Obama, they think, is misinterpreting international law, including the laws of war, which they say apply only to the uniformed military, not the civilian CIA, and to traditional battlefields like those in Afghanistan, not to Pakistan’s tribal area, even though it may be a sanctuary for al Qaida and other violent groups. They argue that Obama also is strengthening his executive powers with an excessively broad application of the September 2001 use-of-force resolution.
The administration’s definition of “imminent threat” also is in dispute.

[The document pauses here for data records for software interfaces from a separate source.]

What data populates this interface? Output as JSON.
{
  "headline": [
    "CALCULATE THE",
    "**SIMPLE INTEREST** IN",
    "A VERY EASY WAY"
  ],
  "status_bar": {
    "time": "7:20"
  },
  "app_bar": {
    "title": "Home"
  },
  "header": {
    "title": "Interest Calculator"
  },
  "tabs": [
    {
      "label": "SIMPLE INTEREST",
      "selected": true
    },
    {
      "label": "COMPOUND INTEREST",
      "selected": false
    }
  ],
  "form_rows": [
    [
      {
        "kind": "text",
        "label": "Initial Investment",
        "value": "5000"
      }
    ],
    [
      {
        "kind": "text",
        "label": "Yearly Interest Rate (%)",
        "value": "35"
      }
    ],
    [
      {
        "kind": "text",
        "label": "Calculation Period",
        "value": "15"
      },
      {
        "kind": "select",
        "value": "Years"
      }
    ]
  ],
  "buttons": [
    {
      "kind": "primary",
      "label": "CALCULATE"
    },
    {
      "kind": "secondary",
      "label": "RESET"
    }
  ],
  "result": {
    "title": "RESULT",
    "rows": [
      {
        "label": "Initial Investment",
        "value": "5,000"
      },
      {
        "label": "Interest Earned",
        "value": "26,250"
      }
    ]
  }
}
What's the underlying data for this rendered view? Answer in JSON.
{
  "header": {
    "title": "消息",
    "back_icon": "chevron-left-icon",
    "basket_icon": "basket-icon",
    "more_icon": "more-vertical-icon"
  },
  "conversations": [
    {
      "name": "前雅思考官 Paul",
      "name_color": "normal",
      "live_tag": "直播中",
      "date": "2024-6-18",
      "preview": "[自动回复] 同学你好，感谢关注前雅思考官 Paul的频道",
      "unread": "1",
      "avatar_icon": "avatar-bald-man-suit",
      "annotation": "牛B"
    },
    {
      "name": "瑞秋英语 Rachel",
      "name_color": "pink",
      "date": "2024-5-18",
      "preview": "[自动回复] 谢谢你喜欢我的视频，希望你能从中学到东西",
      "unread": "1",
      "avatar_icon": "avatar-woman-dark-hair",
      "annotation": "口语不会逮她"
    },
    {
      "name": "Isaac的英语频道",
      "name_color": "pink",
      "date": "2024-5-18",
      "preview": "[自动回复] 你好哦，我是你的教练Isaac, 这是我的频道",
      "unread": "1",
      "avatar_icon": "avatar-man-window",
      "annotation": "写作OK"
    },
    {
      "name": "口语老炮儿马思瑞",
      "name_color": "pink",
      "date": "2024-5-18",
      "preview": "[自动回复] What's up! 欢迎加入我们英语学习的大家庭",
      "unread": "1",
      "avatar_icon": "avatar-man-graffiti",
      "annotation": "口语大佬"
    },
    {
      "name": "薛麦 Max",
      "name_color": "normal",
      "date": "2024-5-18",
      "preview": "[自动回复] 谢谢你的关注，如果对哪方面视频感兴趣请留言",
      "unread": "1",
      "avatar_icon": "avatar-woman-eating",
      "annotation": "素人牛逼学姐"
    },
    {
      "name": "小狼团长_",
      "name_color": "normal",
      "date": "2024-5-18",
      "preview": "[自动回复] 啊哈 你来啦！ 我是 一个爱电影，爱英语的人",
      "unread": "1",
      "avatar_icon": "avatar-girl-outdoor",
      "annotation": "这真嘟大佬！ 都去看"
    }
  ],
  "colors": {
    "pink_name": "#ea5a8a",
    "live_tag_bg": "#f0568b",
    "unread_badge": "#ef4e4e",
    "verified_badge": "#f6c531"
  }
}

The Justice Department’s leaked white paper argues the United States should be able “to act in self-defense in circumstances where there is evidence of further imminent attacks by terrorist groups even if there is no specific evidence of where such an attack will take place or of the precise nature of the attack.” Legal scholars counter that the administration is using an exaggerated definition of imminence that doesn’t exist in international law.
“I’m thankful that my doctors don’t use their (the administration’s) definition of imminence when looking at imminent death. A head cold could be enough to pull the plug on you,” said Morris Davis, a Howard University Law School professor and former Air Force lawyer who served as chief prosecutor of the Guantanamo Bay terrorism trials.
Since 2004, drone program critics say, the strikes have killed hundreds of civilians, fueling anti-U.S. outrage, boosting extremist recruiting, and helping to destabilize Pakistan’s U.S.-backed government. And some experts warn that the United States may be setting a new standard of international conduct that other countries will grasp to justify their own targeted killings and to evade accountability.
Read McClatchy's complete reporting here.